On the other hand, we have Lockheed Martin Corporation (LMT). In LMT we have a company generating strong free cash flow (FCF) for equity shareholders which can be used to repurchase shares, increase the dividend, retire debt, and/or grow the company...and this is after CAPEX required to keep the business operational!
Looking at share count we see the following weighted average number of diluted outstanding shares (in millions) for 2012 - 2020: 328, 327, 322, 315, 303, 291, 287, 284, and 281.
We can also see how the dividend has grown over the years.
After the March 26th $2.60 dividend distribution there will be 2 more quarterly dividends at the $2.60 level. It would not surprise me if LMT were to declare a $2.80 quarterly dividend in late September.
On the debt front, we also see from above how LMT has been reducing its debt. The ~$9B in new net debt in 2015 is when LMT acquired Sikorsky from United Technologies (now Raytheon Technologies).
Furthermore, we have a company which is very attractively valued. During the 2012 - 2020 timeframe, LMT generated diluted EPS of $8.36, $9.13, $11.21, $11.46, $17.07, $6.75, $17.59, $21.95, and $24.30. With shares having closed at ~$337.23 on February 4th, LMT's valuation based on FY2020 results is ~13.9.
Looking forward, we see that LMT provided adjusted diluted EPS guidance for FY2021 in the $26 - $26.30 range. If we use the midpoint of $26.15 and the current share price we get a forward adjusted diluted PE of ~12.89. When we compare this valuation with LMT's PE for the 2011 - 2020 timeframe (10.04, 11.04, 16.02, 19.47, 19.27, 18.81, 26.04, 24.80, 18.51, and 15.16) we see that an uptick in LMT's PE to 14 is not a remote possibility; I touched upon LMT's valuation in this previous article.
I like LMT as a long-term investment and on February 4th acquired additional shares at $333.48. With today's purchase I now hold 321 LMT shares in one of the 'Core' accounts. With a March 1st date of record to be eligible to receive the March 26th $2.60 quarterly dividend payment, I will receive dividend income of $709.41 which is after a 15% withholding tax is deducted from my $834.60 dividend payment.

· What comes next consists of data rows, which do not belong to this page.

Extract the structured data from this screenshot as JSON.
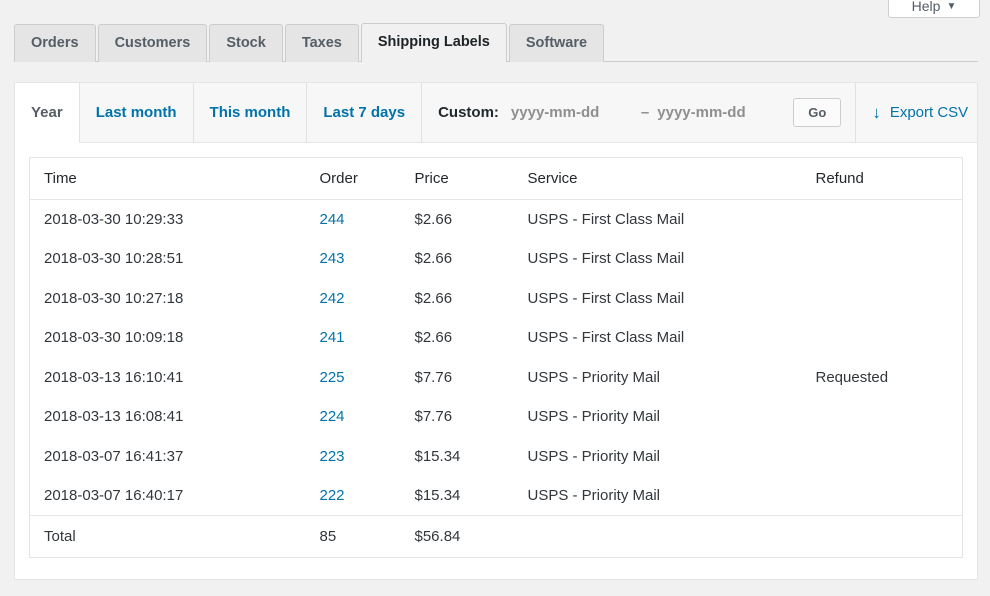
{
  "help": {
    "label": "Help",
    "caret": "▼"
  },
  "nav": {
    "tabs": [
      {
        "label": "Orders",
        "active": false
      },
      {
        "label": "Customers",
        "active": false
      },
      {
        "label": "Stock",
        "active": false
      },
      {
        "label": "Taxes",
        "active": false
      },
      {
        "label": "Shipping Labels",
        "active": true
      },
      {
        "label": "Software",
        "active": false
      }
    ]
  },
  "range_bar": {
    "ranges": [
      {
        "label": "Year",
        "current": true
      },
      {
        "label": "Last month",
        "current": false
      },
      {
        "label": "This month",
        "current": false
      },
      {
        "label": "Last 7 days",
        "current": false
      }
    ],
    "custom_label": "Custom:",
    "date_from_placeholder": "yyyy-mm-dd",
    "date_from_value": "",
    "date_separator": "–",
    "date_to_placeholder": "yyyy-mm-dd",
    "date_to_value": "",
    "go_label": "Go",
    "export_arrow": "↓",
    "export_label": "Export CSV"
  },
  "table": {
    "headers": {
      "time": "Time",
      "order": "Order",
      "price": "Price",
      "service": "Service",
      "refund": "Refund"
    },
    "rows": [
      {
        "time": "2018-03-30 10:29:33",
        "order": "244",
        "price": "$2.66",
        "service": "USPS - First Class Mail",
        "refund": ""
      },
      {
        "time": "2018-03-30 10:28:51",
        "order": "243",
        "price": "$2.66",
        "service": "USPS - First Class Mail",
        "refund": ""
      },
      {
        "time": "2018-03-30 10:27:18",
        "order": "242",
        "price": "$2.66",
        "service": "USPS - First Class Mail",
        "refund": ""
      },
      {
        "time": "2018-03-30 10:09:18",
        "order": "241",
        "price": "$2.66",
        "service": "USPS - First Class Mail",
        "refund": ""
      },
      {
        "time": "2018-03-13 16:10:41",
        "order": "225",
        "price": "$7.76",
        "service": "USPS - Priority Mail",
        "refund": "Requested"
      },
      {
        "time": "2018-03-13 16:08:41",
        "order": "224",
        "price": "$7.76",
        "service": "USPS - Priority Mail",
        "refund": ""
      },
      {
        "time": "2018-03-07 16:41:37",
        "order": "223",
        "price": "$15.34",
        "service": "USPS - Priority Mail",
        "refund": ""
      },
      {
        "time": "2018-03-07 16:40:17",
        "order": "222",
        "price": "$15.34",
        "service": "USPS - Priority Mail",
        "refund": ""
      }
    ],
    "total": {
      "label": "Total",
      "order_count": "85",
      "price_sum": "$56.84",
      "service": "",
      "refund": ""
    }
  },
  "colors": {
    "link": "#0073aa",
    "text": "#32373c",
    "muted": "#8f8f8f",
    "page_bg": "#f1f1f1",
    "panel_bg": "#ffffff",
    "border": "#e5e5e5"
  }
}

I fully expect LMT to appreciate significantly in value over the next several years and encourage you to conduct your own analysis to determine whether LMT would be a worthwhile long-term investment for you.
Stay safe. Stay focused.
I wish you much success on your journey to financial freedom!
Note: Thanks for reading this article. Please send any feedback, corrections, or questions to [email protected].
Disclaimer: I have no knowledge of your individual circumstances and am not providing individualized advice or recommendations. I encourage you not to make any investment decision without conducting your own research and due diligence. You should also consult your financial advisor about your specific situation.
Disclosure: I am long LMT.
I wrote this article myself and it expresses my own opinions. I am not receiving compensation for it and have no business relationship with any company whose stock is mentioned in this article.